## Goal of the exercise
Across the entries below, tally every line that holds the word "delta". Give only the tally.

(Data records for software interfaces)
Start of Block

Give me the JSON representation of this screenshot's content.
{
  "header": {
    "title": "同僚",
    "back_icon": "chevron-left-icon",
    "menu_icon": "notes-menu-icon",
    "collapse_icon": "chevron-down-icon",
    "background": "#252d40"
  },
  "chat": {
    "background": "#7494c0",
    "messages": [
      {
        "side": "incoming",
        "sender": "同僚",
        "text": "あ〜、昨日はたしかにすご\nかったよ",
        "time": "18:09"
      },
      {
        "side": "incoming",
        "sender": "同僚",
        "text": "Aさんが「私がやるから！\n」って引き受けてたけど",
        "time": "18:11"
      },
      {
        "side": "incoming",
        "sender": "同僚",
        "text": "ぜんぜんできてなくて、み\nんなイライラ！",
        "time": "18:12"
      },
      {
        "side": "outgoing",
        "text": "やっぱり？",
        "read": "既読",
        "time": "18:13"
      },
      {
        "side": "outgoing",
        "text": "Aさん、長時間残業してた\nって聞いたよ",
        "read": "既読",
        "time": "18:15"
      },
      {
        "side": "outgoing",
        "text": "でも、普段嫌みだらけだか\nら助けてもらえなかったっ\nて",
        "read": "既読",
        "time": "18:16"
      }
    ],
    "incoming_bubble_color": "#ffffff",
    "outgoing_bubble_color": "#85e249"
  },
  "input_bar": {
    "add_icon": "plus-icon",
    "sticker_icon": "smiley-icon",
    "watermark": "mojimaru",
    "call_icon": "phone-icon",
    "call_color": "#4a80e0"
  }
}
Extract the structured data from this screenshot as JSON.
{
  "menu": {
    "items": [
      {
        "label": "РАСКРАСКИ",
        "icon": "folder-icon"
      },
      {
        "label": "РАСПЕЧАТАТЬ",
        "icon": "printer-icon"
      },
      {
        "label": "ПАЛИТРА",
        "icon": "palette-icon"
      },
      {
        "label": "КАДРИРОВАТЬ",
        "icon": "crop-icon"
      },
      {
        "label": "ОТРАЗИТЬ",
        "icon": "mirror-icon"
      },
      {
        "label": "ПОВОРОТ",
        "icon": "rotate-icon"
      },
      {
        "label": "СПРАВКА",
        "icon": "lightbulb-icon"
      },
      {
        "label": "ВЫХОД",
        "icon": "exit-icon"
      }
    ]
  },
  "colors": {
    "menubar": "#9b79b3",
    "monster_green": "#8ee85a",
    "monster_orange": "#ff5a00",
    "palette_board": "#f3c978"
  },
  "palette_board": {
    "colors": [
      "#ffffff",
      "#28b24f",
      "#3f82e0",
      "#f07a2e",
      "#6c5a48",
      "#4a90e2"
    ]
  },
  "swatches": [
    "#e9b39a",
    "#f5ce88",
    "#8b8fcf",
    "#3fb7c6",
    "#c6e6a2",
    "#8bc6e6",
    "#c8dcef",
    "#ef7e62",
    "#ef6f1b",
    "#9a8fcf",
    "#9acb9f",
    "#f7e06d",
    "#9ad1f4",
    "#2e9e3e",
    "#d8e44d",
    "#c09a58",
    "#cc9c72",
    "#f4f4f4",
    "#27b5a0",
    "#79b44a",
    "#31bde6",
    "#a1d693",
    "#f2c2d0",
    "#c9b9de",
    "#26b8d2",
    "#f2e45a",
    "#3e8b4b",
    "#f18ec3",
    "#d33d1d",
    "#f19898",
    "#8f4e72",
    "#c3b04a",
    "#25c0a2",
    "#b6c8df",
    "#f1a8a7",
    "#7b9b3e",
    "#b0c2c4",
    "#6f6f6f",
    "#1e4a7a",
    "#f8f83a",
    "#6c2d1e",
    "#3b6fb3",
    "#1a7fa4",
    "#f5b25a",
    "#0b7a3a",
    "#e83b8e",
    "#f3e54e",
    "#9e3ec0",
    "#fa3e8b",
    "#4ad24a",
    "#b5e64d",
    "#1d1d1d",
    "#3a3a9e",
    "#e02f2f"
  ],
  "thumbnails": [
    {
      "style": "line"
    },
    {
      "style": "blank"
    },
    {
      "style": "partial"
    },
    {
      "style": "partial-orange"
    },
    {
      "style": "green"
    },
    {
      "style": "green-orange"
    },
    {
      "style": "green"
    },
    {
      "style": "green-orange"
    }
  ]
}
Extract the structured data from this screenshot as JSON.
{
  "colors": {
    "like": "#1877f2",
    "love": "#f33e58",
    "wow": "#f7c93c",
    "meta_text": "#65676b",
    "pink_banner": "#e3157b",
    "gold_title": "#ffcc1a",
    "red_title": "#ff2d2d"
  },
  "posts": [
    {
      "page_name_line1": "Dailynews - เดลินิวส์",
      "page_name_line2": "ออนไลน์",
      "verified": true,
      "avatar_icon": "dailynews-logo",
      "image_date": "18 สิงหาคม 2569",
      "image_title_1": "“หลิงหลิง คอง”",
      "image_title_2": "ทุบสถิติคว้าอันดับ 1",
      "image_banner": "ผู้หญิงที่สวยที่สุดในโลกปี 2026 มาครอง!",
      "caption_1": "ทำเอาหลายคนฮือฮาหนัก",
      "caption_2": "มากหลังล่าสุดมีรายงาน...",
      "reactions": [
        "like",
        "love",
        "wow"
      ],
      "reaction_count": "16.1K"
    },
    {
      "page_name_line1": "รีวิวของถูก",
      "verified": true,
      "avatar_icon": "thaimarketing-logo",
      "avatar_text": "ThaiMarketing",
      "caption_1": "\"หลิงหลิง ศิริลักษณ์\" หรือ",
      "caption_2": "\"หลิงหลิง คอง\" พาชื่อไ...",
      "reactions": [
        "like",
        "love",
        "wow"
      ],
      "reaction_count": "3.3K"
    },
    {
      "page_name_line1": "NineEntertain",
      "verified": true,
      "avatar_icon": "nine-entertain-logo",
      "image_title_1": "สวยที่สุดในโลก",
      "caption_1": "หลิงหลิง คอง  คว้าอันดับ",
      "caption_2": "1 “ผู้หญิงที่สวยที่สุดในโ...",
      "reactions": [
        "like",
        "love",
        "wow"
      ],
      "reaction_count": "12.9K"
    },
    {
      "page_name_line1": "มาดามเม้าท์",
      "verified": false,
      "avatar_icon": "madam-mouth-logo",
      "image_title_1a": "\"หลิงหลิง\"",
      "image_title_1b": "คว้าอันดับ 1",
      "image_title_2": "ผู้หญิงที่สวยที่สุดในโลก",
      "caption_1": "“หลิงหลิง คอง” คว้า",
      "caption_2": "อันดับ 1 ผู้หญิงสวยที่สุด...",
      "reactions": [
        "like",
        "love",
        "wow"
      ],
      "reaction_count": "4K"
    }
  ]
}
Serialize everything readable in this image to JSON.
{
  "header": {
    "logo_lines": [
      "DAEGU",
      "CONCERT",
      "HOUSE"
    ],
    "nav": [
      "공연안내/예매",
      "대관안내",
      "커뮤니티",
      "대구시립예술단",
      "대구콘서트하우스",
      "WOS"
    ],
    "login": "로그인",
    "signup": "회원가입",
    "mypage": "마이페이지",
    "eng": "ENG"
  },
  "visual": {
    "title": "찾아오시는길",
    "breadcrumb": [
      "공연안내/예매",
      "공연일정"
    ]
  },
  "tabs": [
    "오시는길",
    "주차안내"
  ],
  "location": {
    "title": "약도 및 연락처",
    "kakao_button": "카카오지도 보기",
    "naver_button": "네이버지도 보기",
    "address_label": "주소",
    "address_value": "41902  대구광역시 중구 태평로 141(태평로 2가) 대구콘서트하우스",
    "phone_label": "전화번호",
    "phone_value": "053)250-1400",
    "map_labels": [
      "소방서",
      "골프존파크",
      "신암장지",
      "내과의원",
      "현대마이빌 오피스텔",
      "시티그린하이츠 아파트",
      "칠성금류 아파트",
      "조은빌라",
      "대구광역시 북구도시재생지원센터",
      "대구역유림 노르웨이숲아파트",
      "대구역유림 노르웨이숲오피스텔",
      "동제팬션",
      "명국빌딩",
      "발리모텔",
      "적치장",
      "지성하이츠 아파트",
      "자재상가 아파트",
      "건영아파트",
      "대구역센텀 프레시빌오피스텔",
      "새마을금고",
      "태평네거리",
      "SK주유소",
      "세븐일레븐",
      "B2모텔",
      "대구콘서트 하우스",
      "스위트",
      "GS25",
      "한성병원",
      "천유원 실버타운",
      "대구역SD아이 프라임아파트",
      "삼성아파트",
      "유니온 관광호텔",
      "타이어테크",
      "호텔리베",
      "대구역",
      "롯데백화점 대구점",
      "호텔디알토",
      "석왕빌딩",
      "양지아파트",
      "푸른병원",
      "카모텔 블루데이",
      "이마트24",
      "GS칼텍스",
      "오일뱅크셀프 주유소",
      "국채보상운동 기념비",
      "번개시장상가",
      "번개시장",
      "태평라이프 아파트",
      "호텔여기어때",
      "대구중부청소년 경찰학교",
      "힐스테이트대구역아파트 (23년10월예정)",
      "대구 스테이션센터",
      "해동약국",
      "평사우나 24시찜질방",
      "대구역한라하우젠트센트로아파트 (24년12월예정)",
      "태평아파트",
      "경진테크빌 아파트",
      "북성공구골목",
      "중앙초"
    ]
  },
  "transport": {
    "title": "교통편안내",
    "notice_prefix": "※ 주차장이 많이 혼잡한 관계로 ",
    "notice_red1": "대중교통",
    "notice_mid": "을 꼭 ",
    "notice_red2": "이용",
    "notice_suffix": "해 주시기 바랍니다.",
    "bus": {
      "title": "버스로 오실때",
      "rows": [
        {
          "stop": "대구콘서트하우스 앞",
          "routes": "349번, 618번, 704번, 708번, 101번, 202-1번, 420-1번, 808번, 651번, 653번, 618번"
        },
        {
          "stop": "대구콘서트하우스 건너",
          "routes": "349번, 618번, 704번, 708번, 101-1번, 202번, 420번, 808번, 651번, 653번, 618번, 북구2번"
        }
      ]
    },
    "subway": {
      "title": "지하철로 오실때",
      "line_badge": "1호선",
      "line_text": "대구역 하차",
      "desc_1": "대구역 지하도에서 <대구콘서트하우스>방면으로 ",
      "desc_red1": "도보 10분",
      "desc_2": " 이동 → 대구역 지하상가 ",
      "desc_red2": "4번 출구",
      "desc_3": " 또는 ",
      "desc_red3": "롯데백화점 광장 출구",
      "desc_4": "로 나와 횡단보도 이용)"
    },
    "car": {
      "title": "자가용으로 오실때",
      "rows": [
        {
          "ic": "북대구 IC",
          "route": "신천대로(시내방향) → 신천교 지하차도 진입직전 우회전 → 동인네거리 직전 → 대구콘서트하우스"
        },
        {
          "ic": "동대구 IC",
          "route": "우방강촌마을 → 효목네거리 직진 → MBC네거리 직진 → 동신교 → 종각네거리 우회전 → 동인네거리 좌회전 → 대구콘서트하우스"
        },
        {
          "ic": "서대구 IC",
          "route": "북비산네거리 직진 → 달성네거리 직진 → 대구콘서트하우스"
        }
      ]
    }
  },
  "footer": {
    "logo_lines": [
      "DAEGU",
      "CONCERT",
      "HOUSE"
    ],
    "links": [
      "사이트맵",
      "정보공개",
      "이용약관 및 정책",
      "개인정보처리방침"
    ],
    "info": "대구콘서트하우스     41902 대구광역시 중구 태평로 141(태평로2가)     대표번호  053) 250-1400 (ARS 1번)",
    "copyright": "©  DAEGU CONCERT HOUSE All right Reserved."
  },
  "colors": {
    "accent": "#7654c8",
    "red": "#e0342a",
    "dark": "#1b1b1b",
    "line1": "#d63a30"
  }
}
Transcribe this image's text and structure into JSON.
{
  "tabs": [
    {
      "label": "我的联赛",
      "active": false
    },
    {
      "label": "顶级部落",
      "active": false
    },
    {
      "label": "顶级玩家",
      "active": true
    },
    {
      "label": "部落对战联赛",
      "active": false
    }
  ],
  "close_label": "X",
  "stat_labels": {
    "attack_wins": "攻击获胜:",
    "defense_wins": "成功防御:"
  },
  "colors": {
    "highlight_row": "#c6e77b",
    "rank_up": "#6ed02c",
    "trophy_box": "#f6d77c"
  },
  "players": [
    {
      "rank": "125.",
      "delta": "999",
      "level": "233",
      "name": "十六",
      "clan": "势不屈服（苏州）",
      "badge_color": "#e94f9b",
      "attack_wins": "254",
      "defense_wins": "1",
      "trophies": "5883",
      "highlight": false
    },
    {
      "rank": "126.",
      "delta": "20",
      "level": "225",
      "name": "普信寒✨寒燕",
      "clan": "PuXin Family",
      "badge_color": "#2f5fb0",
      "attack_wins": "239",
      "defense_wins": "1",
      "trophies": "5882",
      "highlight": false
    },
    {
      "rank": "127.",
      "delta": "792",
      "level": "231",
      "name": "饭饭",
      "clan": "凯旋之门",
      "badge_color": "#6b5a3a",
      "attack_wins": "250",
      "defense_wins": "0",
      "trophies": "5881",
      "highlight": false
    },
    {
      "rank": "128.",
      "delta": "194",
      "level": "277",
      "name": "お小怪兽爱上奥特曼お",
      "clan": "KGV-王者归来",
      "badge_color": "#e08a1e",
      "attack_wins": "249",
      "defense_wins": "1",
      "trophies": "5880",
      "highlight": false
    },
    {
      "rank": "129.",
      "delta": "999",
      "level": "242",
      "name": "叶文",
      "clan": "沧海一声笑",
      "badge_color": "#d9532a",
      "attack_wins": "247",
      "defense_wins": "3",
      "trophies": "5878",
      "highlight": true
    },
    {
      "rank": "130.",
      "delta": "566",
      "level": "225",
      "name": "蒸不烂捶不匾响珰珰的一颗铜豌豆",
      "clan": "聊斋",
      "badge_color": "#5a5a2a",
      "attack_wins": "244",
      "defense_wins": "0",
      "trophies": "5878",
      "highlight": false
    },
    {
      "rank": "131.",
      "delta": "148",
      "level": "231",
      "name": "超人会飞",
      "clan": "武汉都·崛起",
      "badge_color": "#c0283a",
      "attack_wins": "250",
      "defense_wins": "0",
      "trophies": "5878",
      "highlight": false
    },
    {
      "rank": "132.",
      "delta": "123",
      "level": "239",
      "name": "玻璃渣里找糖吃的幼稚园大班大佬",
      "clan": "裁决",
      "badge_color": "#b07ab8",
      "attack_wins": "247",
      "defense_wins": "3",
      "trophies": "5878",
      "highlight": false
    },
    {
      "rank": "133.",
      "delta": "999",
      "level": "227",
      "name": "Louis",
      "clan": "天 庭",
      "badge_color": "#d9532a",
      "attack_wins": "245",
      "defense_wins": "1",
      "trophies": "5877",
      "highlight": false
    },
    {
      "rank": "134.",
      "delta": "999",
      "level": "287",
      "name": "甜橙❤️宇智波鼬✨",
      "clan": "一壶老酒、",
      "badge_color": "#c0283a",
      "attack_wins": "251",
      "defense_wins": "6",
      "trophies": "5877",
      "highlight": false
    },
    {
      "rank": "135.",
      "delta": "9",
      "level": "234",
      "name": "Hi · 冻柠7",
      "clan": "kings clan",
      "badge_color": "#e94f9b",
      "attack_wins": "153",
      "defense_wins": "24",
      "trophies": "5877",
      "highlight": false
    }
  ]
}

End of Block

## Your response
11